§ **Task to complete**
The records that follow must be repeated exactly, line by line.

§ **Data records for software interfaces**

::::

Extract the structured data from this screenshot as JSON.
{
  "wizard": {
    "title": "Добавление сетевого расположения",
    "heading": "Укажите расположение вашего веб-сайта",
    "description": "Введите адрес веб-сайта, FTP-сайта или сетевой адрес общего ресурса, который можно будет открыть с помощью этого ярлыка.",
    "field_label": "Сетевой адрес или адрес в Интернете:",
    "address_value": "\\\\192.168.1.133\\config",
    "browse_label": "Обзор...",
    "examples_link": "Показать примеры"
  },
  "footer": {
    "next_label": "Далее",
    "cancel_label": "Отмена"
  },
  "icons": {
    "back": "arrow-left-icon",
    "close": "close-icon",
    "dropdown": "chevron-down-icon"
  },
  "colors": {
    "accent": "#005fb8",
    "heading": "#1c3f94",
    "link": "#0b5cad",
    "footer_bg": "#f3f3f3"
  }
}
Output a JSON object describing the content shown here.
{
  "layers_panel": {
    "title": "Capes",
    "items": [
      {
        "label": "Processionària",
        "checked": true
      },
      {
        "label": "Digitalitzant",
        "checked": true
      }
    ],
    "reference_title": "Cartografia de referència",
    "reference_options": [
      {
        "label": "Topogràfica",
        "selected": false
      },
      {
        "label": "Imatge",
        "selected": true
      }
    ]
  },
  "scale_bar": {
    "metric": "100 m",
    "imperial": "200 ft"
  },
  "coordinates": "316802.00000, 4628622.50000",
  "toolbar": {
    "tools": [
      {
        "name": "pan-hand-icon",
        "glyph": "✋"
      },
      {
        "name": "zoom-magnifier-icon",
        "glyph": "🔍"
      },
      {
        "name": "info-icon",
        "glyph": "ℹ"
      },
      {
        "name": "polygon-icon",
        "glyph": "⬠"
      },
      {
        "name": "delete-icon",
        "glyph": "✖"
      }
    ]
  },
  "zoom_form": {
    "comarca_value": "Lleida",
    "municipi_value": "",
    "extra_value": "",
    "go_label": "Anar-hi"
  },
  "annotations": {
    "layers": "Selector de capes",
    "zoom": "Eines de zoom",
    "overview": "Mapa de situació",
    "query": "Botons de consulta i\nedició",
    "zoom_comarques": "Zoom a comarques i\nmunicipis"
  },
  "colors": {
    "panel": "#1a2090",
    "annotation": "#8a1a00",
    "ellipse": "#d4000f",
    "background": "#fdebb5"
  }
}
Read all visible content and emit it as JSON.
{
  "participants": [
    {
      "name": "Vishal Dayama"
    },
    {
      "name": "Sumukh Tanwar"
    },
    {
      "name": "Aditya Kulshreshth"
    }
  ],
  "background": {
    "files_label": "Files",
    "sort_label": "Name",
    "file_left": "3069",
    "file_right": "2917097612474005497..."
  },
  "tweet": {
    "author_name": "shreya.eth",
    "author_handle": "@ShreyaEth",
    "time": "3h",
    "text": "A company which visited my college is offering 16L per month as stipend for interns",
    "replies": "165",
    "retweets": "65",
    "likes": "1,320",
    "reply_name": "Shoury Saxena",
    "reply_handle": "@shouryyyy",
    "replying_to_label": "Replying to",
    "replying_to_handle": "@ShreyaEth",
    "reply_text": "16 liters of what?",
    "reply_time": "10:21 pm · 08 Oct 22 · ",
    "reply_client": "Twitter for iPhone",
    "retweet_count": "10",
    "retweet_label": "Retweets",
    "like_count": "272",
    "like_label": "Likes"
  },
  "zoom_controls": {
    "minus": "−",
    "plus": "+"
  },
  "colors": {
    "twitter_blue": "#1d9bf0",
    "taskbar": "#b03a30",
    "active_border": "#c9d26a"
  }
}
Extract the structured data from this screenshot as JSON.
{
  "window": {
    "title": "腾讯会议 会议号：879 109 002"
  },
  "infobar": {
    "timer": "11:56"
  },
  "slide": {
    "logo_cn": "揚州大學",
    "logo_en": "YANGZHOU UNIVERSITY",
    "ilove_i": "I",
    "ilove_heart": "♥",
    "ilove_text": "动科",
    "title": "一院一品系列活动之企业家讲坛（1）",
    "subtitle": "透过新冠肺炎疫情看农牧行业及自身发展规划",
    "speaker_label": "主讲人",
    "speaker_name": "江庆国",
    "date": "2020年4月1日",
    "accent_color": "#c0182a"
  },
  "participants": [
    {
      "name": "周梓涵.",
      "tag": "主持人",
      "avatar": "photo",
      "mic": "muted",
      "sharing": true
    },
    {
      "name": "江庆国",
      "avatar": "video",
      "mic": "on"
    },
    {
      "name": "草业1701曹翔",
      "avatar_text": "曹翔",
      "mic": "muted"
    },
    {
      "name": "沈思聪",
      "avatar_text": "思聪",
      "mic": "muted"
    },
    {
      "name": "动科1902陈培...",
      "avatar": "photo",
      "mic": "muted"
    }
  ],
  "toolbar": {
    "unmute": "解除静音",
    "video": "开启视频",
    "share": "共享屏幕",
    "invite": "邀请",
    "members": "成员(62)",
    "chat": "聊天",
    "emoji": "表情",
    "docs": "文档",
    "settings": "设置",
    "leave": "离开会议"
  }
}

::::

§ **Task response**
Extract the structured data from this screenshot as JSON.
{
  "wizard": {
    "title": "Добавление сетевого расположения",
    "heading": "Укажите расположение вашего веб-сайта",
    "description": "Введите адрес веб-сайта, FTP-сайта или сетевой адрес общего ресурса, который можно будет открыть с помощью этого ярлыка.",
    "field_label": "Сетевой адрес или адрес в Интернете:",
    "address_value": "\\\\192.168.1.133\\config",
    "browse_label": "Обзор...",
    "examples_link": "Показать примеры"
  },
  "footer": {
    "next_label": "Далее",
    "cancel_label": "Отмена"
  },
  "icons": {
    "back": "arrow-left-icon",
    "close": "close-icon",
    "dropdown": "chevron-down-icon"
  },
  "colors": {
    "accent": "#005fb8",
    "heading": "#1c3f94",
    "link": "#0b5cad",
    "footer_bg": "#f3f3f3"
  }
}
Output a JSON object describing the content shown here.
{
  "layers_panel": {
    "title": "Capes",
    "items": [
      {
        "label": "Processionària",
        "checked": true
      },
      {
        "label": "Digitalitzant",
        "checked": true
      }
    ],
    "reference_title": "Cartografia de referència",
    "reference_options": [
      {
        "label": "Topogràfica",
        "selected": false
      },
      {
        "label": "Imatge",
        "selected": true
      }
    ]
  },
  "scale_bar": {
    "metric": "100 m",
    "imperial": "200 ft"
  },
  "coordinates": "316802.00000, 4628622.50000",
  "toolbar": {
    "tools": [
      {
        "name": "pan-hand-icon",
        "glyph": "✋"
      },
      {
        "name": "zoom-magnifier-icon",
        "glyph": "🔍"
      },
      {
        "name": "info-icon",
        "glyph": "ℹ"
      },
      {
        "name": "polygon-icon",
        "glyph": "⬠"
      },
      {
        "name": "delete-icon",
        "glyph": "✖"
      }
    ]
  },
  "zoom_form": {
    "comarca_value": "Lleida",
    "municipi_value": "",
    "extra_value": "",
    "go_label": "Anar-hi"
  },
  "annotations": {
    "layers": "Selector de capes",
    "zoom": "Eines de zoom",
    "overview": "Mapa de situació",
    "query": "Botons de consulta i\nedició",
    "zoom_comarques": "Zoom a comarques i\nmunicipis"
  },
  "colors": {
    "panel": "#1a2090",
    "annotation": "#8a1a00",
    "ellipse": "#d4000f",
    "background": "#fdebb5"
  }
}
Read all visible content and emit it as JSON.
{
  "participants": [
    {
      "name": "Vishal Dayama"
    },
    {
      "name": "Sumukh Tanwar"
    },
    {
      "name": "Aditya Kulshreshth"
    }
  ],
  "background": {
    "files_label": "Files",
    "sort_label": "Name",
    "file_left": "3069",
    "file_right": "2917097612474005497..."
  },
  "tweet": {
    "author_name": "shreya.eth",
    "author_handle": "@ShreyaEth",
    "time": "3h",
    "text": "A company which visited my college is offering 16L per month as stipend for interns",
    "replies": "165",
    "retweets": "65",
    "likes": "1,320",
    "reply_name": "Shoury Saxena",
    "reply_handle": "@shouryyyy",
    "replying_to_label": "Replying to",
    "replying_to_handle": "@ShreyaEth",
    "reply_text": "16 liters of what?",
    "reply_time": "10:21 pm · 08 Oct 22 · ",
    "reply_client": "Twitter for iPhone",
    "retweet_count": "10",
    "retweet_label": "Retweets",
    "like_count": "272",
    "like_label": "Likes"
  },
  "zoom_controls": {
    "minus": "−",
    "plus": "+"
  },
  "colors": {
    "twitter_blue": "#1d9bf0",
    "taskbar": "#b03a30",
    "active_border": "#c9d26a"
  }
}
Extract the structured data from this screenshot as JSON.
{
  "window": {
    "title": "腾讯会议 会议号：879 109 002"
  },
  "infobar": {
    "timer": "11:56"
  },
  "slide": {
    "logo_cn": "揚州大學",
    "logo_en": "YANGZHOU UNIVERSITY",
    "ilove_i": "I",
    "ilove_heart": "♥",
    "ilove_text": "动科",
    "title": "一院一品系列活动之企业家讲坛（1）",
    "subtitle": "透过新冠肺炎疫情看农牧行业及自身发展规划",
    "speaker_label": "主讲人",
    "speaker_name": "江庆国",
    "date": "2020年4月1日",
    "accent_color": "#c0182a"
  },
  "participants": [
    {
      "name": "周梓涵.",
      "tag": "主持人",
      "avatar": "photo",
      "mic": "muted",
      "sharing": true
    },
    {
      "name": "江庆国",
      "avatar": "video",
      "mic": "on"
    },
    {
      "name": "草业1701曹翔",
      "avatar_text": "曹翔",
      "mic": "muted"
    },
    {
      "name": "沈思聪",
      "avatar_text": "思聪",
      "mic": "muted"
    },
    {
      "name": "动科1902陈培...",
      "avatar": "photo",
      "mic": "muted"
    }
  ],
  "toolbar": {
    "unmute": "解除静音",
    "video": "开启视频",
    "share": "共享屏幕",
    "invite": "邀请",
    "members": "成员(62)",
    "chat": "聊天",
    "emoji": "表情",
    "docs": "文档",
    "settings": "设置",
    "leave": "离开会议"
  }
}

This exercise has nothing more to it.